- **Assigned task**: Please read the records below and return each line holding the string "only".

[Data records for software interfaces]
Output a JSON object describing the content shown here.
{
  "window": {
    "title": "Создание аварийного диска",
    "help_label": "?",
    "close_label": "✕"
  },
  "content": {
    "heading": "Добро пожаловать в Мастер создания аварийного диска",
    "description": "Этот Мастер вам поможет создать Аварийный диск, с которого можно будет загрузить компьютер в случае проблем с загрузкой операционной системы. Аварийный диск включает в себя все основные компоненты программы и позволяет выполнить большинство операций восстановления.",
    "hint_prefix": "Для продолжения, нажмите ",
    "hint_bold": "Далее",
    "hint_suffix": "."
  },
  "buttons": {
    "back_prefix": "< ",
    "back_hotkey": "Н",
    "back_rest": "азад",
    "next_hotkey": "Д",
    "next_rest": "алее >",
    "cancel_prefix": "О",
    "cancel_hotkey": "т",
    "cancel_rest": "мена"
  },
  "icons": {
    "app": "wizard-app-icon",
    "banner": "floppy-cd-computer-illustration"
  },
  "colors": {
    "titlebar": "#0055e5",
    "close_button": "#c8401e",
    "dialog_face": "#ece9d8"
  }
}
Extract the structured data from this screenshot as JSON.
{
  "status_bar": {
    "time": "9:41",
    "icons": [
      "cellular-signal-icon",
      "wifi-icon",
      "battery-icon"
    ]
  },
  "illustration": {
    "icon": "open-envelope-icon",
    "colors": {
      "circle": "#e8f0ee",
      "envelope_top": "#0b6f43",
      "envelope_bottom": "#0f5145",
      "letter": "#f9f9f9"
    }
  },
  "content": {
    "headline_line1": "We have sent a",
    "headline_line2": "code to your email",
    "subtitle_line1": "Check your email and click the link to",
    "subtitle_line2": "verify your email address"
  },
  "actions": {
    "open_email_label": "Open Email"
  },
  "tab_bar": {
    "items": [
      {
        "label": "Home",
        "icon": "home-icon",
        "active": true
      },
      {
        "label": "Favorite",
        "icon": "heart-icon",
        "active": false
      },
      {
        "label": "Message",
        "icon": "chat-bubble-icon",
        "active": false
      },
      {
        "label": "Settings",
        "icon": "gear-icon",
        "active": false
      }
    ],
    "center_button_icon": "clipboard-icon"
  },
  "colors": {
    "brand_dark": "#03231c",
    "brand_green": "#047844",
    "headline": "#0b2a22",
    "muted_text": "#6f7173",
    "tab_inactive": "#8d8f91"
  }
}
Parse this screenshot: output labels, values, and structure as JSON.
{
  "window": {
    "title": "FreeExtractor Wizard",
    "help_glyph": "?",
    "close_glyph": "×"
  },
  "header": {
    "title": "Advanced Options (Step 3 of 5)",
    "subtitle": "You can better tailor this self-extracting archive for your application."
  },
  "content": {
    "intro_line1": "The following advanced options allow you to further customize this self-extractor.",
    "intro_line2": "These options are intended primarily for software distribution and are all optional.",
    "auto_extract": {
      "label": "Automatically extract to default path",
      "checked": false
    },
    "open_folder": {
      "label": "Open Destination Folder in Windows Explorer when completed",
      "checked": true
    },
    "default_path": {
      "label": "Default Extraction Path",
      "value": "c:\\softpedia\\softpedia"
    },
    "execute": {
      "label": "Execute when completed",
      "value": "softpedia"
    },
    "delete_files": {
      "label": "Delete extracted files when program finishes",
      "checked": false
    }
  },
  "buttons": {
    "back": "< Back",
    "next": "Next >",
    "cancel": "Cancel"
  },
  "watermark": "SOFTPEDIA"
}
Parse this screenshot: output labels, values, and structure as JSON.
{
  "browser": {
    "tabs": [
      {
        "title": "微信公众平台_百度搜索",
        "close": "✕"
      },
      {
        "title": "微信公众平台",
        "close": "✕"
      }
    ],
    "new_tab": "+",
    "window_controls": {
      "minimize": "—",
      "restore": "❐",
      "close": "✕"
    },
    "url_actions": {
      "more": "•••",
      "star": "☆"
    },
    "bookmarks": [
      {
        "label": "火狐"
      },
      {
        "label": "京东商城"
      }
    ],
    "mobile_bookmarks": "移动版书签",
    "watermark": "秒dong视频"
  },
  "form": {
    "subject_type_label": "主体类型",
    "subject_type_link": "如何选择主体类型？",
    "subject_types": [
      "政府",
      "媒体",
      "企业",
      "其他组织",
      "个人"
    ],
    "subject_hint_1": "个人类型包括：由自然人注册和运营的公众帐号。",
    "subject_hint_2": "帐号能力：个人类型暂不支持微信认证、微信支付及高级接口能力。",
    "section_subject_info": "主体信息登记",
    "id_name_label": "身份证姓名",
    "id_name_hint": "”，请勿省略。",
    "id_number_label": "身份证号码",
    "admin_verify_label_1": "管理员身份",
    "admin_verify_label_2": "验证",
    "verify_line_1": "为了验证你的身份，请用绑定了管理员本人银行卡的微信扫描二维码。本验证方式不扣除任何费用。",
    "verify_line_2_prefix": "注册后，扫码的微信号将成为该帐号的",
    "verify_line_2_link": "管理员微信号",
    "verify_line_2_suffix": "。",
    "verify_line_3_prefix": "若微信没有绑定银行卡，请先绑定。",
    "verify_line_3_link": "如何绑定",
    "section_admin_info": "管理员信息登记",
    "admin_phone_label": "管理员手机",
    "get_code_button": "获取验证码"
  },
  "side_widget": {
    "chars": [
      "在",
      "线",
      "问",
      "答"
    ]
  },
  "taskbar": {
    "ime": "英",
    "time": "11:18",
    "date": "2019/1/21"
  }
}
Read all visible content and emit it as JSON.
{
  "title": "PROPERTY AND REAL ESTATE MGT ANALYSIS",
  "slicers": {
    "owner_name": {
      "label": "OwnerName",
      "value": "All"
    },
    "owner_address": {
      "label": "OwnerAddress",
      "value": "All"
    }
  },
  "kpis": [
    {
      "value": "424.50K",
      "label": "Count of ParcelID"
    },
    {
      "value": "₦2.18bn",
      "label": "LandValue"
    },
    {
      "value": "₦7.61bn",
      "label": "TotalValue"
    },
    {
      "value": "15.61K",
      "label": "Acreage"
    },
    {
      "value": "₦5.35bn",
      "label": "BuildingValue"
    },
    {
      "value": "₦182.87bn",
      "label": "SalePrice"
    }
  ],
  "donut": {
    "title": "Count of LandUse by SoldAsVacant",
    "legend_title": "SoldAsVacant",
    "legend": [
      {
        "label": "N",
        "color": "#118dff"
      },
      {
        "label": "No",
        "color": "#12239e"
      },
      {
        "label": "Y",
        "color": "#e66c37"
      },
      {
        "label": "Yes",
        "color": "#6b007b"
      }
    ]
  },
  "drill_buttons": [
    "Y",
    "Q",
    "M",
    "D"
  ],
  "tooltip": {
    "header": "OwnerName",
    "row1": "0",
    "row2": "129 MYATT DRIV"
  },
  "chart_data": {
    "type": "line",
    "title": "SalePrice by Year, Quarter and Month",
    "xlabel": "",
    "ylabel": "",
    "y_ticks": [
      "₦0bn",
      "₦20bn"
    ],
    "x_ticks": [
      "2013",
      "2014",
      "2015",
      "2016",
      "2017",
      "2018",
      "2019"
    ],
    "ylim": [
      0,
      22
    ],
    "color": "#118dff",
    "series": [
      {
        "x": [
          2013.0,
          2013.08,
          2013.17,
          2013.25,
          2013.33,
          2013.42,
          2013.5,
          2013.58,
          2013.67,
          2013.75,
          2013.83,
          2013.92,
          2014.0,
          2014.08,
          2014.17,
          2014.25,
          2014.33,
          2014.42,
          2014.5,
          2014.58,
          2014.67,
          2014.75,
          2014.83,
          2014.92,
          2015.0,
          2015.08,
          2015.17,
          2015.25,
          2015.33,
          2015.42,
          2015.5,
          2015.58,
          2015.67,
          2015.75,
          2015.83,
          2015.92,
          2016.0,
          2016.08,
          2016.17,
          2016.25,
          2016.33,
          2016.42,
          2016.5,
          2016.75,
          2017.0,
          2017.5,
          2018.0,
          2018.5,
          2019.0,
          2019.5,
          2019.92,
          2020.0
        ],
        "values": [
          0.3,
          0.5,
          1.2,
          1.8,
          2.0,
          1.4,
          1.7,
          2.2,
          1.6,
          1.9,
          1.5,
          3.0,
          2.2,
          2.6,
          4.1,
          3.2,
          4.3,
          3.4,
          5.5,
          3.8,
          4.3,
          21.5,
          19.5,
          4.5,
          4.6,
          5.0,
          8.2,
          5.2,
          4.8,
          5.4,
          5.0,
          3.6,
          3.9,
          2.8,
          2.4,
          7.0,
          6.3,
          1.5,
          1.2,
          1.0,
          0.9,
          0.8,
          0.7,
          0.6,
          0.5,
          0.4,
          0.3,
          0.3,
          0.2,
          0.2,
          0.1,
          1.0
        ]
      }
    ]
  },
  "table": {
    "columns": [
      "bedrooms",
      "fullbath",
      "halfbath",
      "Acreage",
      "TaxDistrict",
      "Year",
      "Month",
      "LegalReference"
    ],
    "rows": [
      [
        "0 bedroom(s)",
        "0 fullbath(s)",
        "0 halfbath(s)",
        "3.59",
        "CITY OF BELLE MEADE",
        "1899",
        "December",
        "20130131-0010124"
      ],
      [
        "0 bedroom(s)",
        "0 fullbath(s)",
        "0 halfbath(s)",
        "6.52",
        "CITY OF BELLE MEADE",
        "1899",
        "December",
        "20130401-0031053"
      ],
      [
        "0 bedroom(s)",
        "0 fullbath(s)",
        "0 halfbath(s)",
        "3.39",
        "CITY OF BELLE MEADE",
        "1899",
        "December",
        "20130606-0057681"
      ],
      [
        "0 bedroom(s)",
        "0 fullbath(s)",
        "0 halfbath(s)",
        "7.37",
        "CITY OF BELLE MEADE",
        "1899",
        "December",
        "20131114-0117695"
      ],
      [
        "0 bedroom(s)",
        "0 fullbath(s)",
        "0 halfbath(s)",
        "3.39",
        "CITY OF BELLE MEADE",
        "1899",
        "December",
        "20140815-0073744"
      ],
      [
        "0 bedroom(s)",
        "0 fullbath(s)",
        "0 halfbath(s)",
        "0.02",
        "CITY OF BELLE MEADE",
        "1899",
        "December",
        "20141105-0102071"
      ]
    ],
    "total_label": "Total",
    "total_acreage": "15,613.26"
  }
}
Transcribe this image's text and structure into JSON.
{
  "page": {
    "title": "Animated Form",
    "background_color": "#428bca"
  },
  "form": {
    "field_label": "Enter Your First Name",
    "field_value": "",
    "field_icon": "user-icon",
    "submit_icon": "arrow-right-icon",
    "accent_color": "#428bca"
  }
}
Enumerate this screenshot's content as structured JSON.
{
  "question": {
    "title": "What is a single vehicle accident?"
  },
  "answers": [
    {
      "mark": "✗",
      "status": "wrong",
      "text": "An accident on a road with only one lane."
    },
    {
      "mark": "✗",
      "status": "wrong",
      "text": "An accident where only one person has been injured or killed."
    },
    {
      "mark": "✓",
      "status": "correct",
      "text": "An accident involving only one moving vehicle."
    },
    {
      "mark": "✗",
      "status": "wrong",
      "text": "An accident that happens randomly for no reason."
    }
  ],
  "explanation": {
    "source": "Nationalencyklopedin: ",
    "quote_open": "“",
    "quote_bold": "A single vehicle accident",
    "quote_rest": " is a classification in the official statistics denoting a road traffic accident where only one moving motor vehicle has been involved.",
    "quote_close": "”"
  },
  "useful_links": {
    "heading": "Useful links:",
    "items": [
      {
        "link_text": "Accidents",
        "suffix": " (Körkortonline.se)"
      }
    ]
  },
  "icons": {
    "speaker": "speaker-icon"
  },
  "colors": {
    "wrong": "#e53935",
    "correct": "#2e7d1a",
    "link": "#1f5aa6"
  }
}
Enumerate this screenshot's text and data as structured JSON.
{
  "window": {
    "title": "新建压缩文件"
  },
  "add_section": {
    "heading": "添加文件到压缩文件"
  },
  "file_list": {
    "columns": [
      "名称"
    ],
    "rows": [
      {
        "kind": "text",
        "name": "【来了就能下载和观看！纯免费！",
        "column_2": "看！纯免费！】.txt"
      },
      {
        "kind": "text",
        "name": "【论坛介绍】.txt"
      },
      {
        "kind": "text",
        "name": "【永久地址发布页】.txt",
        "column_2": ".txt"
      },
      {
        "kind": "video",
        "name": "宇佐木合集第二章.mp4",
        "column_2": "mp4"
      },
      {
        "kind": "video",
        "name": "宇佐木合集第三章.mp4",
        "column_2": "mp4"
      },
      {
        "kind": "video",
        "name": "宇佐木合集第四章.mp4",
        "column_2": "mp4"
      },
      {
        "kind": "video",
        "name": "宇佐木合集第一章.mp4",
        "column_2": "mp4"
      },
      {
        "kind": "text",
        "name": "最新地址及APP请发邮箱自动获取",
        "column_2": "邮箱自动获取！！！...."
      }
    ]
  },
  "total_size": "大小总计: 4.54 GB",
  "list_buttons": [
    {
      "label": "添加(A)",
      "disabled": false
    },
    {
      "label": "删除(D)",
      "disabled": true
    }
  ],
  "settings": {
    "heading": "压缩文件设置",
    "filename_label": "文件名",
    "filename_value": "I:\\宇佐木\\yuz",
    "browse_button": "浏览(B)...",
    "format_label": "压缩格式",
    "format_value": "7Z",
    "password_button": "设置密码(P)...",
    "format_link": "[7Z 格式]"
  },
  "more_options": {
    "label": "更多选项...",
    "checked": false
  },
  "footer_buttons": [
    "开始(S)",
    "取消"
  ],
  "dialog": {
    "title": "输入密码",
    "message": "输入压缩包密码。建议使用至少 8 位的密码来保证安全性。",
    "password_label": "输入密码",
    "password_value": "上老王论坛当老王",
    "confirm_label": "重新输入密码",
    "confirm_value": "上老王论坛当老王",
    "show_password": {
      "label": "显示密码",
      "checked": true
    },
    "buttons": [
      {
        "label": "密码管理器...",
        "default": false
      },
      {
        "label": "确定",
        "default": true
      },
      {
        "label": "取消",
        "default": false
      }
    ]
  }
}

- **Task solution**:
      "text": "An accident on a road with only one lane."
      "text": "An accident where only one person has been injured or killed."
      "text": "An accident involving only one moving vehicle."
    "quote_rest": " is a classification in the official statistics denoting a road traffic accident where only one moving motor vehicle has been involved.",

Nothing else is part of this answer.